### What is required
Check each line of the data for "发动机机械系统", and copy the ones that have it.

Collected data entries:
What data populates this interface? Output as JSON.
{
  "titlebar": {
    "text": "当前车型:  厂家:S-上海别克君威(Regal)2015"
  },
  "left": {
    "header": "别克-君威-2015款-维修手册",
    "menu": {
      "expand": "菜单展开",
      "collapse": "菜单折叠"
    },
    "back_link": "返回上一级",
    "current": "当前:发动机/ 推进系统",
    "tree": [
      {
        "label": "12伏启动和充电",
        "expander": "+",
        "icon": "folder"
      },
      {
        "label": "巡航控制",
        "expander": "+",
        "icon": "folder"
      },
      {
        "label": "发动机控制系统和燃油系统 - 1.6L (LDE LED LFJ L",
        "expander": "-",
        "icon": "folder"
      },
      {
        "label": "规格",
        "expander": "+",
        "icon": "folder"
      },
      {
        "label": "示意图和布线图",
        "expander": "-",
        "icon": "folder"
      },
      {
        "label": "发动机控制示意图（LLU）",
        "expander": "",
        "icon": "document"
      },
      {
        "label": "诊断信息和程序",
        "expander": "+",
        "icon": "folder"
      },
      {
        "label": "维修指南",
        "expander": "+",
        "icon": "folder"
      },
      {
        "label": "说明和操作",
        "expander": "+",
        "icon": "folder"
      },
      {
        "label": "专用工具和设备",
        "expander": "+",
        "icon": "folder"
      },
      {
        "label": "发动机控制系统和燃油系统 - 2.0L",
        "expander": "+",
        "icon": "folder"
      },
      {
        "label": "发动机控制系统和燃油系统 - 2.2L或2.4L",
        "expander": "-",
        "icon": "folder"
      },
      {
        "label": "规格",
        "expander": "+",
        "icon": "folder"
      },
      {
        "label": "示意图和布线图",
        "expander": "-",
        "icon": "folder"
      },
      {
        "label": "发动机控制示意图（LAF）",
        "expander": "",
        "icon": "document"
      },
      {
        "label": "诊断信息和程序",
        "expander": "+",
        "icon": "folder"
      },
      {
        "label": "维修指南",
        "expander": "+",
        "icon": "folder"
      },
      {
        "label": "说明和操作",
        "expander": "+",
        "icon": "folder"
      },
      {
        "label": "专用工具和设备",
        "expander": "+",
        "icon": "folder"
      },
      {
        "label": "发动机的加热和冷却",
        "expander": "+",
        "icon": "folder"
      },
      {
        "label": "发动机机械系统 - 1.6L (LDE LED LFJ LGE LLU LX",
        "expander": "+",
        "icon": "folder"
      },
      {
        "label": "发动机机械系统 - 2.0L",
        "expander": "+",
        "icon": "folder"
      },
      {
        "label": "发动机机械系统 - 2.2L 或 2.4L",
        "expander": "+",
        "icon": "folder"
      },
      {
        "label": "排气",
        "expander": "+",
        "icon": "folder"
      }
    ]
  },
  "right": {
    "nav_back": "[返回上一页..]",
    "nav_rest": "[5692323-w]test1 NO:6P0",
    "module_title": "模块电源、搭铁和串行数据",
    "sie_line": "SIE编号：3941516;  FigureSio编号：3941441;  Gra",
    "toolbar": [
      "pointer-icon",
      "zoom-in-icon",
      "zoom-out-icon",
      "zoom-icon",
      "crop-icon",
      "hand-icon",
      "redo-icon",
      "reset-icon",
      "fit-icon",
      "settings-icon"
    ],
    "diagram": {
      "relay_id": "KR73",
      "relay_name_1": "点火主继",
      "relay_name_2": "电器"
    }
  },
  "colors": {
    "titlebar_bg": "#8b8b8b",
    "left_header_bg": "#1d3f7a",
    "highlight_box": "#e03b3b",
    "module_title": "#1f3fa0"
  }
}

### Output of the exercise
        "label": "发动机机械系统 - 1.6L (LDE LED LFJ LGE LLU LX",
        "label": "发动机机械系统 - 2.0L",
        "label": "发动机机械系统 - 2.2L 或 2.4L",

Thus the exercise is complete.